Typical temperature settings range from 4°C to 80°C, with relative humidity between 95% and 98% and CO2 concentrations ranging from 0.3 to 19.9%.

Historically, temperature in CO2 incubators were controlled either by a water bath that circulated through the walls of the cabinet (water jacketed), compressor-based systems or by electric coils that gave off radiant heat. Modern units now use solid-state thermoelectric-based cooling for temperature control.

Laird's thermoelectric assemblies (TEAs), including the AA-230 Series and AA-250 Series, offer a high coefficient of performance (COP) to minimise power consumption when cooling or heating CO2 incubators.

Based on a standard platform, TEAs can be customised to meet application requirements. These TEAs offer 230 Watts and 250 Watts of cooling power at Delta T=0°C respectively. Using impingement flow to transfer heat, the AA-230 and AA-250 Series offer dependable, compact performance by cooling objects via convection.

The solid state construction requires less maintenance than standard compressor-based cooling systems.

Temperature stability is vital in CO2 incubators, and Laird’s TEAs, driven by the SR-54 programmable microcontroller, deliver temperature stability to within ± 0.15°C of the temperature set point in cooling and heating mode. With built-in monitoring and closed loop feedback control intelligence, the SR-54 temperature controller provides monitoring and alarm functionality, including identification of a problematic fan, thermoelectric module, over-temperature thermostat and temperature sensor failure -- all of which are critical to maximizing CO2 incubator uptime. The ready-to-use controller requires minimal programming out of the box and is easily attached to a TEA or system enclosure.

The controller also lowers operational noise, as fans are turned off once the specified temperature has been reached inside the respective incubator column.

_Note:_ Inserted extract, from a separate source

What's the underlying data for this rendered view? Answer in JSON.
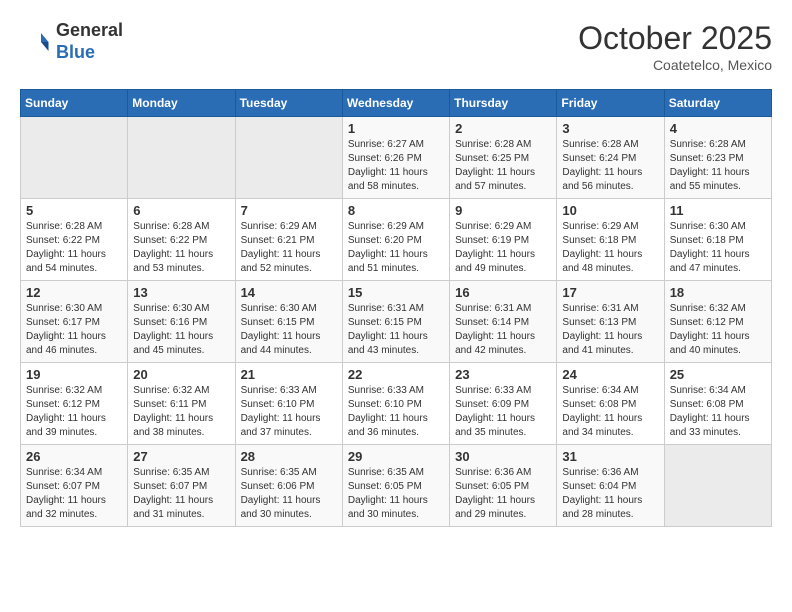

Active humidity control ensures short recovery times after the door has been opened and minimises vaporisation in the interior.